Przybilla finds happiness, challenges with Bucks

Anthony Maggio

On Feb. 9, 2000, Joel Przybilla scored 33 points and grabbed 14 rebounds in Minnesota’s upset of Indiana to earn Big Ten player of the week honors.

Six days later, he was suspended by coach Dan Monson for a lack of academic commitment, a disciplinary measure which provoked Przybilla to leave the team.

Four months later, on June 28, Przybilla was selected 9th overall in the NBA draft by the Houston Rockets, then traded to the Milwaukee Bucks shortly thereafter.

Over a year has passed since Przybilla joined the professional ranks, and the 7-foot-1-inch center couldn’t be happier with his life as a whole.

“It’s been great, probably one of the best years of my life playing basketball,” the Monticello native said. “I’ve learned more this past year than I probably have in my whole life. It’s been a great experience, not only learning things on the court, but off the court as well.”

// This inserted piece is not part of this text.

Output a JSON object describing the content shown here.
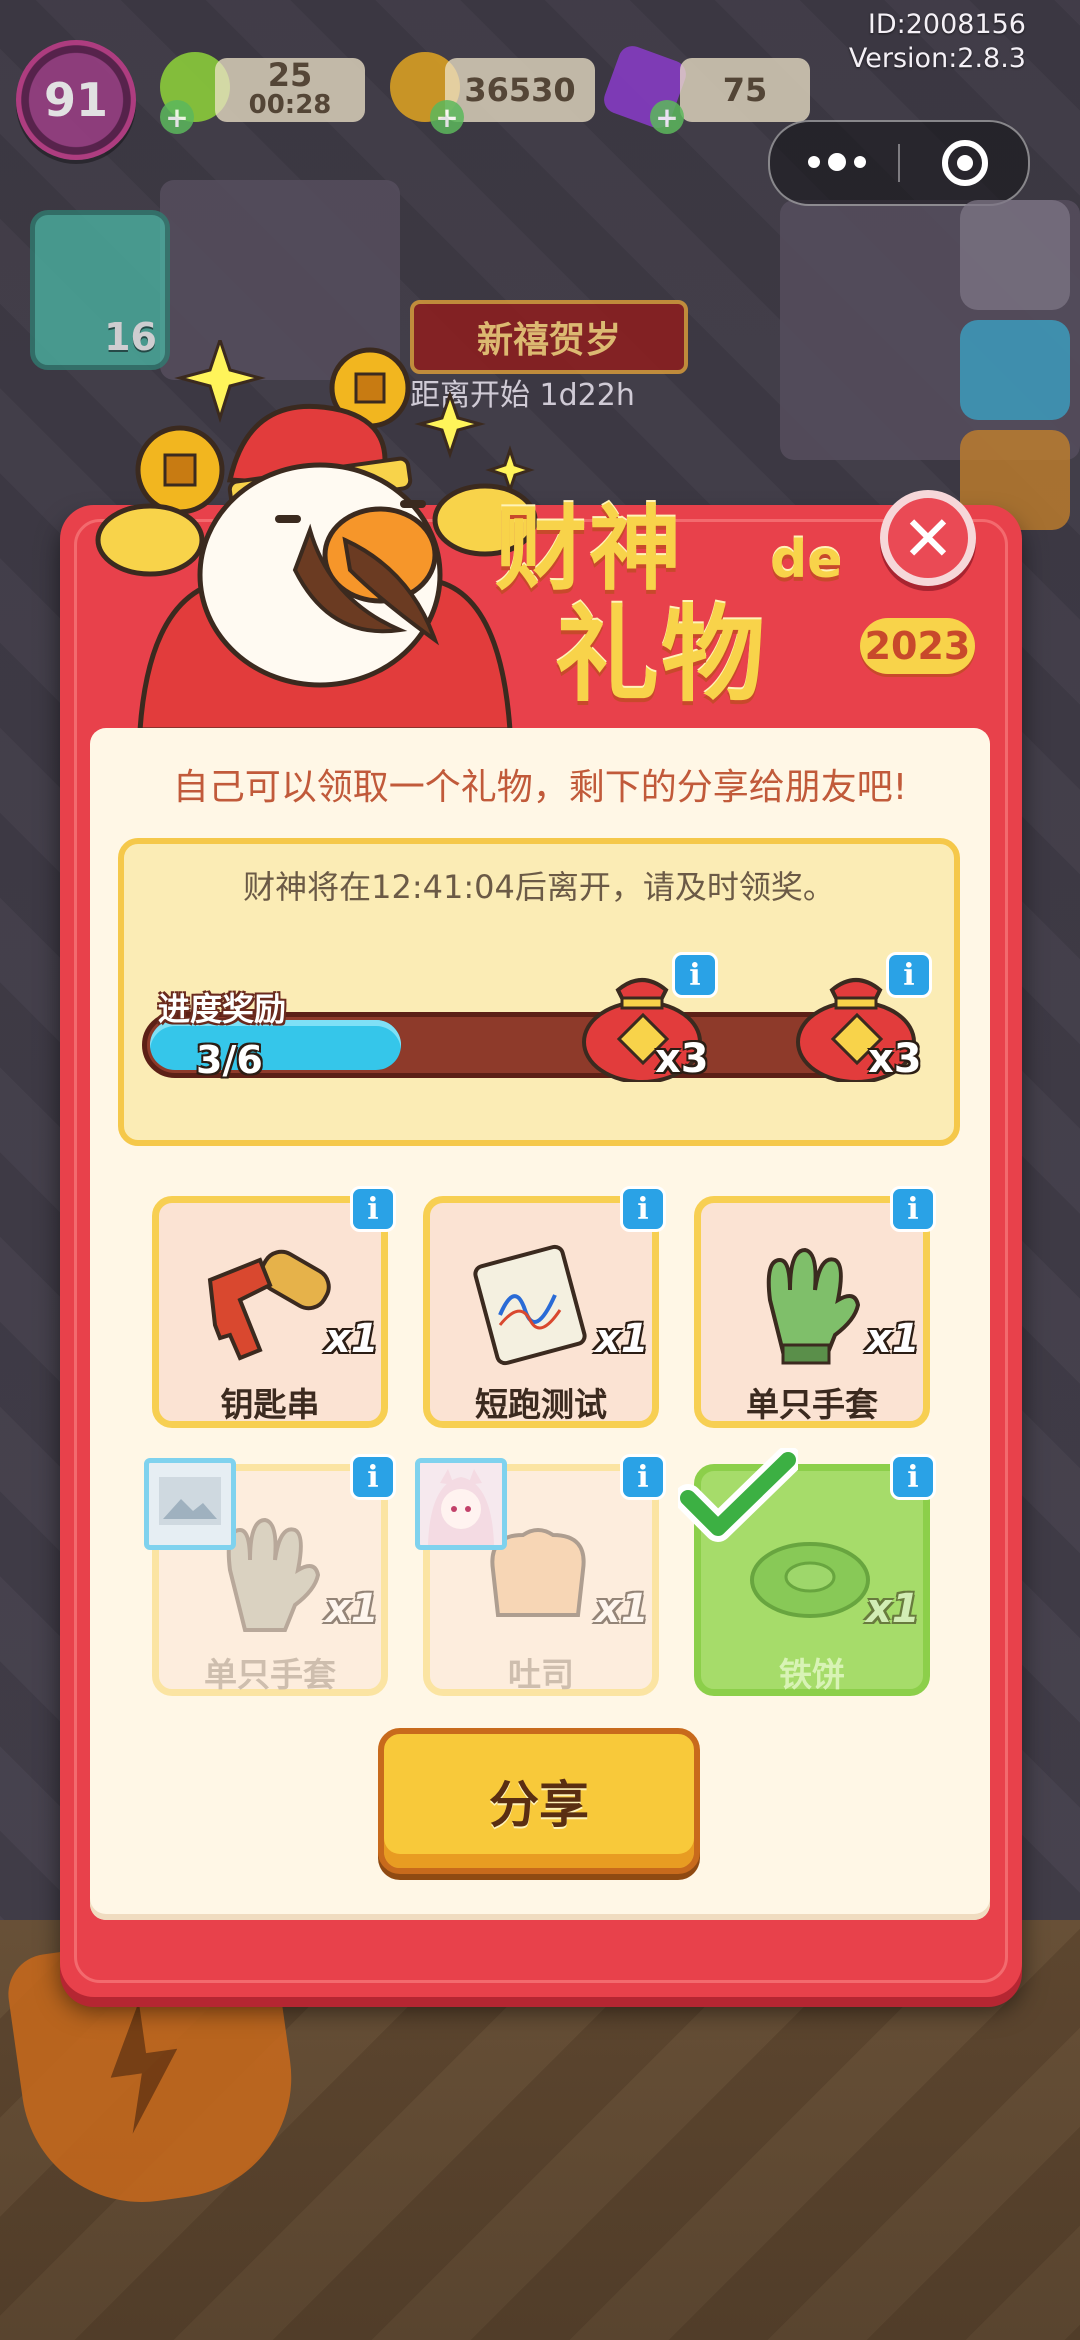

On a team full of veteran players at his position, Przybilla played sparingly as a rookie. He appeared in 33 games – starting 13 – and averaged just over eight minutes per night.

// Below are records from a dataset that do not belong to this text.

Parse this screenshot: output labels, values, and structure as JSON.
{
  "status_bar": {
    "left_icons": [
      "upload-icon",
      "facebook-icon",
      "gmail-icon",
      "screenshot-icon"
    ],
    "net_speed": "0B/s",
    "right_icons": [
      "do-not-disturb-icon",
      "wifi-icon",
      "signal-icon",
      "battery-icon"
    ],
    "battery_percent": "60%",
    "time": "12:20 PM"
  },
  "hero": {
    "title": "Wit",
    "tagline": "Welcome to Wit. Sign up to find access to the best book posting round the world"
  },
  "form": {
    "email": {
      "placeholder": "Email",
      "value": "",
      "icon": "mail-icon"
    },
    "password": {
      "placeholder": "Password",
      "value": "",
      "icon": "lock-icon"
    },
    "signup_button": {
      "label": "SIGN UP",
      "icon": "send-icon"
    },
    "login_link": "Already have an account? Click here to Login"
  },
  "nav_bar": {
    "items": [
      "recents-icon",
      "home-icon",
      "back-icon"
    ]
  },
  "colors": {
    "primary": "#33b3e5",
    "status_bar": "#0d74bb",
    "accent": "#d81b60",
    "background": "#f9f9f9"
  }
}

“It was a perfect situation for him in that he was able to learn the NBA game and develop his body, without having the pressure to perform or have the team rely on him,” Bucks assistant coach Terry Stotts said. “Many times high draft picks get picked by poor teams that really rely on their draft picks.”

Przybilla learned something new everyday this season. His teammates have aided in his development, especially Earvin Johnson. Przybilla has also learned a lot of little things he says can’t be seen when watching a game on television.

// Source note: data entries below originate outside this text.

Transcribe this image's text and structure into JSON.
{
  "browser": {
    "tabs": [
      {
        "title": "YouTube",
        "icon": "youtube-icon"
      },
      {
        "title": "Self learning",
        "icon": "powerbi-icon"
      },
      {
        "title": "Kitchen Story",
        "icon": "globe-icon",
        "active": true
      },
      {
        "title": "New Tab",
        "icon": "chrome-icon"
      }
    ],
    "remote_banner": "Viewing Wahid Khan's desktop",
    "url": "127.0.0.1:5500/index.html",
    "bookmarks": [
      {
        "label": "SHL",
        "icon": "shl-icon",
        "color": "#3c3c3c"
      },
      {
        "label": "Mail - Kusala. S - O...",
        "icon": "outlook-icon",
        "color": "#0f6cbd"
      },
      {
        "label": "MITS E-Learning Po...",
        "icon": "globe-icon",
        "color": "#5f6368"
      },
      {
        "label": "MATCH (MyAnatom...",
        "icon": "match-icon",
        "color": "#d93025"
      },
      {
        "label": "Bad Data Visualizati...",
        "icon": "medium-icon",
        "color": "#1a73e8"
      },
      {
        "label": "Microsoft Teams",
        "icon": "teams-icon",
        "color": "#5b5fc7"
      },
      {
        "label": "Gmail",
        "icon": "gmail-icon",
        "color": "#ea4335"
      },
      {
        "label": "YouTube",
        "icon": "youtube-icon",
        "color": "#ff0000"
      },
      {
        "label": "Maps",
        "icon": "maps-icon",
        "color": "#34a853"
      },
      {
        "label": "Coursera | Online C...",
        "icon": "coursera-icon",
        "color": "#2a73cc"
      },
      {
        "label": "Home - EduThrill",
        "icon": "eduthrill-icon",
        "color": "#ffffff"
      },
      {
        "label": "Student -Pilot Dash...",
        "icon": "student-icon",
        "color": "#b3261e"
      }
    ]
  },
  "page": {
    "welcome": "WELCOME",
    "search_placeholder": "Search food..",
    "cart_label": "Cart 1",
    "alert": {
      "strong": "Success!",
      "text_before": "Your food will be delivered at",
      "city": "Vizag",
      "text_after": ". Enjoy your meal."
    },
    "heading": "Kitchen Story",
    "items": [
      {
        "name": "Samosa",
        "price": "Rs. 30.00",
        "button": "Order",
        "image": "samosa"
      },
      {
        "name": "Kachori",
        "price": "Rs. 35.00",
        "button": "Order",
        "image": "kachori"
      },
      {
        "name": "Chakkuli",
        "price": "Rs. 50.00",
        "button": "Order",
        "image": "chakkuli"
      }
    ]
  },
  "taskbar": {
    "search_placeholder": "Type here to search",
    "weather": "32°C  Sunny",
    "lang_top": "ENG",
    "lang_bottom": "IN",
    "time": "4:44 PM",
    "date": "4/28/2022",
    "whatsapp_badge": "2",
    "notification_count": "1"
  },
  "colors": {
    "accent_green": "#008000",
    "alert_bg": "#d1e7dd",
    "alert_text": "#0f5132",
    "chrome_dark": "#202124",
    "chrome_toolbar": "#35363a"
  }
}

Przybilla has also reflected on a college career which came to an abrupt end, and the decision he made to leave his team during the season. Although he admits to making mistakes, he says he has no regrets.

“I used to think about (leaving the team), but I don’t anymore,” Przybilla said, adding he’ll likely finish his degree in the future. “Anything that I’ve decided or done I wouldn’t change because I’m in the best situation that I think I possibly could be. I’m getting paid to do what I love to do and that’s play basketball,” he said.

When Przybilla left the team, many Gopher fans felt betrayed, calling his decision selfish. Those fans made their presence felt on draft night at Target Center, booing Przybilla feverishly.

But teammate Dusty Rychart understood what was going on, and does not think less of Przybilla for leaving.

“That situation was very difficult for all of us, going from one coaching staff to another,” Rychart said. “I felt betrayed a little bit, but I also understood where he was coming from. There’s nothing that was damaged in our relationship at all. I know that the rest of our teammates don’t look at him any differently either. It’s a decision he had to make and he made it.”

Przybilla said things were moving “100 miles per hour” at the time, and feels it’s unfortunate some Gopher fans have negative opinions about him.

However, Przybilla realizes there is nothing he can do about the way others think. He understands living in the limelight puts every decision made under scrutiny.

“It’s made me a better person inside,” Przybilla said. “It’s made me closer to my family members and friends, and it’s made me realize who the people are that really love me. It’s opened my eyes up to that.”

Przybilla is getting used to the time commitment required of him. He admits to having a hard time getting motivated on a daily basis, but knows he must “give 110 percent” constantly.

Although Przybilla’s first-year statistics are meager, the Bucks have great expectations for their young pivotman.

“His progress is going to be important for the future of our team,” Stotts said. “I think you’ll see Joel’s role get progressively bigger as time goes on. Where he goes from that is up to him,” he said.

And how people choose to look at where he came from is up to them.

 

Anthony Maggio welcomes comments at [email protected]